AB - Objective. To explore the relationship between acculturation and healthy lifestyle habits in the largely Hispanic populations living in underserved communities in the United States of America along the U.S.-Mexico border. Methods. A cross-sectional study was conducted from April 2006 to June 2008 using survey data from the Alliance for a Healthy Border, a program designed to reduce health disparities in the U.S.-Mexico border region by funding nutrition and physical activity education programs at 12 federally qualified community health centers in Arizona, California, New Mexico, and Texas. The survey included questions on acculturation, diet, exercise, and demographic factors and was completed by 2 381 Alliance program participants, of whom 95.3% were Hispanic and 45.4% were under the U.S. poverty level for 20Chi-square (χ2) and Student's t tests were used for bivariate comparisons between acculturation and dietary and physical activity measures. Linear regression and binary logistic regression were used to control for factors associated with nutrition and exercise. Results. Based on univariate tests and confirmed by regression analysis controlling for so- ciodemographic and health variables, less acculturated survey respondents reported a significantly higher frequency of fruit and vegetable consumption and healthier dietary habits than those who were more acculturated. Adjusted binary logistic regression confirmed that individuals with low language acculturation were less likely to engage in physical activity than those with moderate to high acculturation (odds ratio 0.75, 95% confidence interval 0.59-0.95). Conclusions. Findings confirmed an association between acculturation and healthy lifestyle habits and supported the hypothesis that acculturation in border community populations tends to decrease the practice of some healthy dietary habits while increasing exposure to and awareness of the importance of other healthy behaviors.

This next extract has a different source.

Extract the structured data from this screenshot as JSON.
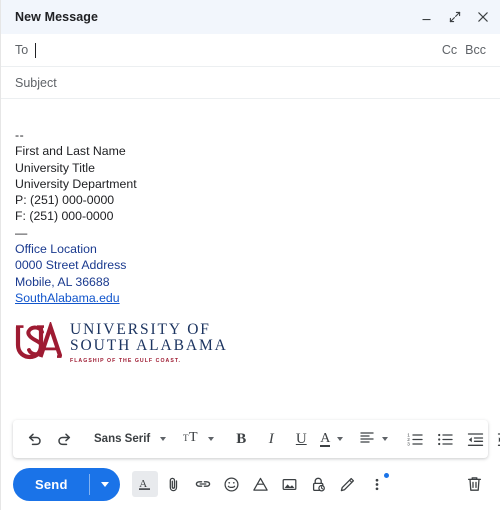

KW - Acculturation

KW - Border health

KW - Health education

KW - Mexico

KW - United States

UR - http://www.scopus.com/inward/record.url?scp=77958578545&partnerID=8YFLogxK

UR - http://www.scopus.com/inward/citedby.url?scp=77958578545&partnerID=8YFLogxK

M3 - Article

VL - 28

SP - 190

EP - 197

JO - Revista Panamericana de Salud Publica/Pan American Journal of Public Health

JF - Revista Panamericana de Salud Publica/Pan American Journal of Public Health

SN - 1020-4989

IS - 3

ER -